Guess What?

These cakes and goodies I'm sharing with you today are from the end of March/early April!  Yep, that's how I roll.

Procrastination?  Nope, not in the least.  I've been busy doing important things, like vacationing.  And other things as well - attempting to rehab a running injury, baking cakes, all that good stuff.

So I can feel like I'm not quite so far behind, how about we play a little bit of catch-up?  I'll have the rest of April's goodies for you hopefully sooner rather than later...fingers crossed.

29 April 2014

Green Machine


Avocados are the darlings of the produce world right now.  A few things to keep in mind when buying and using these tasty fruits:

  • Avoid avocados with cuts, dents, or soft patches.  If it feels firm, it will ripen in two to five days.  If it's uniformly soft, eat the same day.
  • Keep avocados at room temperature until ripe, then store in the refrigerator.  You can speed up ripening by placing them in a bag with bananas - the ethylene gas production will stimulate the ripening process.
  • High heat destroys the healthy compounds in the avocado and can potentially leave a bitter taste, so stick to cold prep or use only low heat sparingly.
  • You can substitute avocado in equal amounts for fats such as butter, margarine, or sour cream.
  • Wrap unused avocado in plastic wrap and refrigerate;  use within 1 to 2 days.
Mmm...tasty!

22 April 2014

Lighten Up: Graham Cracker Crust


Want to shave about 50 calories and 5 grams of fat off your next piece of pie or cheesecake?  If so, skip the butter when making the graham cracker crust.  How?

Just pulse 10 graham cracker sheets (about 6 oz) into fine crumbs with a food processor.  Add 2 tablespoons low-fat milk and process until the crumbs stick together, about 30 seconds.  Press the mixture into a 9-inch pie dish and bake at 350°F for 10 to 12 minutes.

Mmm...tasty!


15 April 2014

What's the Difference?

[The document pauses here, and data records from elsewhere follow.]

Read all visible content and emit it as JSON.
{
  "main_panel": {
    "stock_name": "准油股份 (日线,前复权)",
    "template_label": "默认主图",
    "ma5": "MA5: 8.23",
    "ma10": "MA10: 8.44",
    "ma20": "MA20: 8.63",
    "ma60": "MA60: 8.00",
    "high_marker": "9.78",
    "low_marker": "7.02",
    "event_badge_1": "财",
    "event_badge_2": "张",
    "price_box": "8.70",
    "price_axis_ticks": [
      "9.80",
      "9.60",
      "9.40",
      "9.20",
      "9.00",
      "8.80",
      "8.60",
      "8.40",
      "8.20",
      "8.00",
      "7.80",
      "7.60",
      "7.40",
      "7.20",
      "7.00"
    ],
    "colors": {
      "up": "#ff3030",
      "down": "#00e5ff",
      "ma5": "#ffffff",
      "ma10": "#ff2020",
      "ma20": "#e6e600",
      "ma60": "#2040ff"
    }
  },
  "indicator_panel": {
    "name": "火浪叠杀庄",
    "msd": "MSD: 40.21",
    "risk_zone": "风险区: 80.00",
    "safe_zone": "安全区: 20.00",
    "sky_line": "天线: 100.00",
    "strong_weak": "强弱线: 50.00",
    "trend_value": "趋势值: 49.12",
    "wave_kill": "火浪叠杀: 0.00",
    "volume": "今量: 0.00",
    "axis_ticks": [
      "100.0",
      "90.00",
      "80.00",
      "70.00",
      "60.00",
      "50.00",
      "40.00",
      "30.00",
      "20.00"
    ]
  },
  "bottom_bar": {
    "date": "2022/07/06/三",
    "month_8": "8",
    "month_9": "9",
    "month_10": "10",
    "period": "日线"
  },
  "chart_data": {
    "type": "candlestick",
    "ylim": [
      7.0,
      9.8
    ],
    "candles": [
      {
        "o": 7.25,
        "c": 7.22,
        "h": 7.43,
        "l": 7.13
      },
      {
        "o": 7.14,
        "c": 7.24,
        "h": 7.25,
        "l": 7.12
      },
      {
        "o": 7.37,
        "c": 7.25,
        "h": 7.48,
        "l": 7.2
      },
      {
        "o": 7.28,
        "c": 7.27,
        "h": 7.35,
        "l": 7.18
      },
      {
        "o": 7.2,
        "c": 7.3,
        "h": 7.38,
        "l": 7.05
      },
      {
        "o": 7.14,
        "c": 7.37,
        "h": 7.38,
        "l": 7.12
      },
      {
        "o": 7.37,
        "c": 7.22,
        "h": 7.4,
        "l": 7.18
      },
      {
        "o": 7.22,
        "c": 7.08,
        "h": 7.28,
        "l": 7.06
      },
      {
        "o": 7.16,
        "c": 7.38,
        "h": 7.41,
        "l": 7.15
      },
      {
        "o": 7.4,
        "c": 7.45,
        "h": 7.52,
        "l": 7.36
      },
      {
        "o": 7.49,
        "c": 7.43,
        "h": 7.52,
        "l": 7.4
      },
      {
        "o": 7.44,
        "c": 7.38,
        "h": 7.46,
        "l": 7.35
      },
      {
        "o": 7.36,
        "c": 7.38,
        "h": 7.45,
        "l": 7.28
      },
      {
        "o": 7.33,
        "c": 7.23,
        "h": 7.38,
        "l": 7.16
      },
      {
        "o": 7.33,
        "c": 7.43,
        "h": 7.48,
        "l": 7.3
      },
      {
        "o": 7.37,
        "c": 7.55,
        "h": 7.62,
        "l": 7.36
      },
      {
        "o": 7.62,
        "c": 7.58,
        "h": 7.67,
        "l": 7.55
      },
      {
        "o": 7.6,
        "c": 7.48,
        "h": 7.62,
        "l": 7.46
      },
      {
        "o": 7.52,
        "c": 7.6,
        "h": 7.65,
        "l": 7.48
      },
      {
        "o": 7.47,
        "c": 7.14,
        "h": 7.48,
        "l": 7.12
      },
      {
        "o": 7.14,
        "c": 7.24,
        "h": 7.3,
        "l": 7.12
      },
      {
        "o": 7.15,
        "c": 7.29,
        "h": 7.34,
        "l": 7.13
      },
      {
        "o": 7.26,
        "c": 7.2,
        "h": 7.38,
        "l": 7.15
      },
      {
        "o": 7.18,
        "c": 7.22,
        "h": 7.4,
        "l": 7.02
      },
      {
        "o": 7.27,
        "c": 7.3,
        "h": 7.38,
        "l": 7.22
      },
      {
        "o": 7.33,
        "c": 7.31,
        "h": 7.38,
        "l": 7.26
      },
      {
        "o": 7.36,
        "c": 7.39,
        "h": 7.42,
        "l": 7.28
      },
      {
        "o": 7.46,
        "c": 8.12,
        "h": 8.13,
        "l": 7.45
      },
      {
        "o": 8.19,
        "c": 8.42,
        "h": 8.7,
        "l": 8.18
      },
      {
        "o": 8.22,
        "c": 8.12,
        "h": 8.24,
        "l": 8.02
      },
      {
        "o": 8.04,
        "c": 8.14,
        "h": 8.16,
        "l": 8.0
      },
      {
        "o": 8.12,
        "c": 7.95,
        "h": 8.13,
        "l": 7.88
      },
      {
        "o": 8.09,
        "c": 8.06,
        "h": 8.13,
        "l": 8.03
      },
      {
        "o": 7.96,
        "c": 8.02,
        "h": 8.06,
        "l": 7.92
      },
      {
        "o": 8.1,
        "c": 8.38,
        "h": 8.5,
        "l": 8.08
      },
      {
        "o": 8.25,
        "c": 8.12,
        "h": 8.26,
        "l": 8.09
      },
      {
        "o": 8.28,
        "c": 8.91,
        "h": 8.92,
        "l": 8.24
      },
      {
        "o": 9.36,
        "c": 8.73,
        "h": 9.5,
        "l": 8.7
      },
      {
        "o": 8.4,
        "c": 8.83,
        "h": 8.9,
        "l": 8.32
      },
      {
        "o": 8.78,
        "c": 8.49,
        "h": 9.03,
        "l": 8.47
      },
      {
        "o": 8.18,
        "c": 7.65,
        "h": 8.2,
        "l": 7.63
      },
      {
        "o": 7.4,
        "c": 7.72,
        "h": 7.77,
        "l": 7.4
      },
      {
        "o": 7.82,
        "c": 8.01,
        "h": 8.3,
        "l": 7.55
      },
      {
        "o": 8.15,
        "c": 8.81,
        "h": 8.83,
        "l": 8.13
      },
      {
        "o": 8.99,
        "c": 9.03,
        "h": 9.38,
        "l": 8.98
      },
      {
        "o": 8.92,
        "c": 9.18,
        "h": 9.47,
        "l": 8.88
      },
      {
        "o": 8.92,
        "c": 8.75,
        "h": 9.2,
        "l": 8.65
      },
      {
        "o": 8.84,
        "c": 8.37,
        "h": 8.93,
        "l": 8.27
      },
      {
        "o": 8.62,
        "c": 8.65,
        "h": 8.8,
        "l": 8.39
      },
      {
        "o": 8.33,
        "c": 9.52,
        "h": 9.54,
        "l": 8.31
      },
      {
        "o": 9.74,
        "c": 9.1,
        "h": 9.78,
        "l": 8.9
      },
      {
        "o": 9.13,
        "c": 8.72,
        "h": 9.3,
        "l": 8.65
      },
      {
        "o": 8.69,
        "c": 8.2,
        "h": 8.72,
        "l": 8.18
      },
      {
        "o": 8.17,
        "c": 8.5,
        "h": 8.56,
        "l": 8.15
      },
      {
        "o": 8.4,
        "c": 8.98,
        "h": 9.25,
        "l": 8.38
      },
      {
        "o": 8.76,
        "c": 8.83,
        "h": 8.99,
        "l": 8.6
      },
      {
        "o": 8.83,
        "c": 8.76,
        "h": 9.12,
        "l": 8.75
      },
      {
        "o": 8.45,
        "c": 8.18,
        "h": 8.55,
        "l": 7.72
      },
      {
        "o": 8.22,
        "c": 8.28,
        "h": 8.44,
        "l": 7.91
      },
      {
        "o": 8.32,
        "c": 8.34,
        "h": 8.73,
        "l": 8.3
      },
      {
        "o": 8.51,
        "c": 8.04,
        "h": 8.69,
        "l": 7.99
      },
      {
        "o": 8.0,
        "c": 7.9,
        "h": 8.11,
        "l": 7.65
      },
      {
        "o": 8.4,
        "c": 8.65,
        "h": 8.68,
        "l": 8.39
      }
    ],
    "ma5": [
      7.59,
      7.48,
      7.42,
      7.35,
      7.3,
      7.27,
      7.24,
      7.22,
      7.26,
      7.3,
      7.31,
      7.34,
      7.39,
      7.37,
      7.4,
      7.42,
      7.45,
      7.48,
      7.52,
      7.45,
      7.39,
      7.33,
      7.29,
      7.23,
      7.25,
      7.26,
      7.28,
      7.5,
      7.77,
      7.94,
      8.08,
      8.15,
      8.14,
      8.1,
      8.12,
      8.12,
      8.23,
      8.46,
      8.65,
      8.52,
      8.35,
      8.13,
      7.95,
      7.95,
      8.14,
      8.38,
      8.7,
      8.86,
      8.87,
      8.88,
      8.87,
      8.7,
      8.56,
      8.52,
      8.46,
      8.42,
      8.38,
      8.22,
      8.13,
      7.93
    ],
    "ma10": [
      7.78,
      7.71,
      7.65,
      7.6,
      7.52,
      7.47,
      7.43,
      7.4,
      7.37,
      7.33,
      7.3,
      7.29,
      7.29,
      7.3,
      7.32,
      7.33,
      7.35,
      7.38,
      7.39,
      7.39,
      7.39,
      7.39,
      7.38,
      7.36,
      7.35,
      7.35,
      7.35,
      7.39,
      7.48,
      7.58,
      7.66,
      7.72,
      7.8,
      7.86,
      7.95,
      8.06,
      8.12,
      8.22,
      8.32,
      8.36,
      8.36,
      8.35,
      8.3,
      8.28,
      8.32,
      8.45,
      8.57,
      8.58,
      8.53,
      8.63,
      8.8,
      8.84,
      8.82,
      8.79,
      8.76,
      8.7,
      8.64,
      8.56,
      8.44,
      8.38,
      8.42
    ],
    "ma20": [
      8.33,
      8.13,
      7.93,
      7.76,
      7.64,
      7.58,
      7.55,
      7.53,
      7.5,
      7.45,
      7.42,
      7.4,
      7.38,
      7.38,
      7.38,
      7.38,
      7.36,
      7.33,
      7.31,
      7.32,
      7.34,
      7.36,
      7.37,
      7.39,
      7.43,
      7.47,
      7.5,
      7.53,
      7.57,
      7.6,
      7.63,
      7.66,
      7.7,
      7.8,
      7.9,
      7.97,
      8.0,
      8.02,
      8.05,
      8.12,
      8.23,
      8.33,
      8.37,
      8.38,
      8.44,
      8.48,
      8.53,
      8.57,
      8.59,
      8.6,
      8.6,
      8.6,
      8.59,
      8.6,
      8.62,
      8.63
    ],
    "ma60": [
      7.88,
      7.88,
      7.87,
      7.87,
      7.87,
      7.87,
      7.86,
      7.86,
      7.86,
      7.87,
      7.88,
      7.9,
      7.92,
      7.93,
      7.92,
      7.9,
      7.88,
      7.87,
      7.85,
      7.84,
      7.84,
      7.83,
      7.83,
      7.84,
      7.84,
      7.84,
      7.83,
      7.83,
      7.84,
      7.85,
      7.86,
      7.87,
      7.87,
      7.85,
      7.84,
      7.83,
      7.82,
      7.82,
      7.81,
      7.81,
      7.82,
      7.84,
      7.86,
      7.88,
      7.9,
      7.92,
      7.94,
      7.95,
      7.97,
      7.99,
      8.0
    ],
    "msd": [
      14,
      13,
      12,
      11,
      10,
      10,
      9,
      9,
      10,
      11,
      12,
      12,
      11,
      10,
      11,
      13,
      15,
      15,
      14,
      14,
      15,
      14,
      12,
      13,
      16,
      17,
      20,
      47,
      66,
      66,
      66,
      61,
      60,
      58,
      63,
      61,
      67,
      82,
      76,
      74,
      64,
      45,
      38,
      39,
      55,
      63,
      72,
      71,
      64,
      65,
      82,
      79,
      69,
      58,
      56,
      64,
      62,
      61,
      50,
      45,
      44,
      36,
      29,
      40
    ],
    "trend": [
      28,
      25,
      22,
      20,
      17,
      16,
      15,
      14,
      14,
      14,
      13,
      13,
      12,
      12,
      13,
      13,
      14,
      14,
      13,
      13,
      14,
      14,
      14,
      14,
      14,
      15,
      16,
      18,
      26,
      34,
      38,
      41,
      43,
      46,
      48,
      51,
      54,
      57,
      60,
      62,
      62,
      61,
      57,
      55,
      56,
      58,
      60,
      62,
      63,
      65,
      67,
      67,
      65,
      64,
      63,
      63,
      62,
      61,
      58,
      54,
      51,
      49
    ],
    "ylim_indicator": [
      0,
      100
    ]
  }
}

Coconut Cream vs Coconut Milk vs Cream of Coconut


Coconut milk...coconut cream...cream of coconut.  Are they all the same?

Nope, they're not.  Here's a breakdown:

  • Coconut milk:  equal parts coconut meat and water, cooked and strained.  "Light" coconut milk has been strained twice to remove more fat.  It's unsweetened.
  • Coconut cream:  again coconut meat and water, but the ratio of coconut to water is higher, so it's much creamier and thicker than coconut milk.  It's used in similar recipes.
  • Cream of coconut:  a blend of thick coconut cream and cane sugar.  It's syrupy and sweet and often found in the beverage aisle since it's commonly used in cocktails.  Pina Coladas anyone?
Regardless which product you choose, be sure to shake the can and/or give it a good stir before using - the fat in coconut tends to separate.

Mmm...tasty!



08 April 2014

DIY Orange Cleaner


Make your own orange cleaner:

Simply steep the rind of four (4) oranges in 1 cup distilled white vinegar for 2 weeks.  Strain and dilute with 1 cup water.  Put in  a spray bottle and use as an all-purpose cleaner.

D-limonene, a solvent found in orange oil, is an excellent grease cutter and it's all natural!

Mmm...tasty.

04 April 2014

Feeling Super!

Faster than a speeding bullet.  More powerful than a locomotive.  Able to leap tall buildings in a single bound.

P3190141_cew

01 April 2014

What's the Difference? Active Dry Yeast vs Instant Yeast vs Rapid-Rise Yeast


Active dry yeast, instant yeast, and rapid-rise yeast are the three most common yeasts available to home bakers.  And, yes, although they are all yeast, they are all different and it does make a difference which you use in your recipe.

Here's the break-down:
  • Active dry yeast:  this is the stuff you probably picture when yeast come to mind, it's dry and granular with a consistency similar to cornmeal.  To use active dry yeast, you have to dissolve the granules in warm water, then add it to the rest of the ingredients.  It behaves "typically" and it will give your dough two rises. 
  • Instant yeast:  also commonly referred to as "bread machine yeast," is milled to much finer particles.  You do not have to dissolve this yeast in water prior to using, so you can add it along with the other dry ingredients.  This yeast will give your dough two rises.
  • Rapid-Rise yeast:  this is essentially a type of instant yeast that has had additional enzymes and other additives included to make it rise faster; it is milled finer and does not need to be dissolved in water prior to use.  With this yeast type, you can skip the first rise and shape the dough right after kneading. 
Can you use the types interchangeably?
  • You can use active dry yeast and instant yeast interchangeably on a 1:1 basis (i.e. 1 tsp active dry = 1 tsp instant).  If subbing one for the other, keep in mind that you may need to adjust the amount of liquid in your recipe to account for the warm water necessary for dissolving active dry yeast.
  • Rapid-Rise yeast cannot be substituted for either active dry yeast or instant yeast because it behaves so differently.
Mmm...tasty!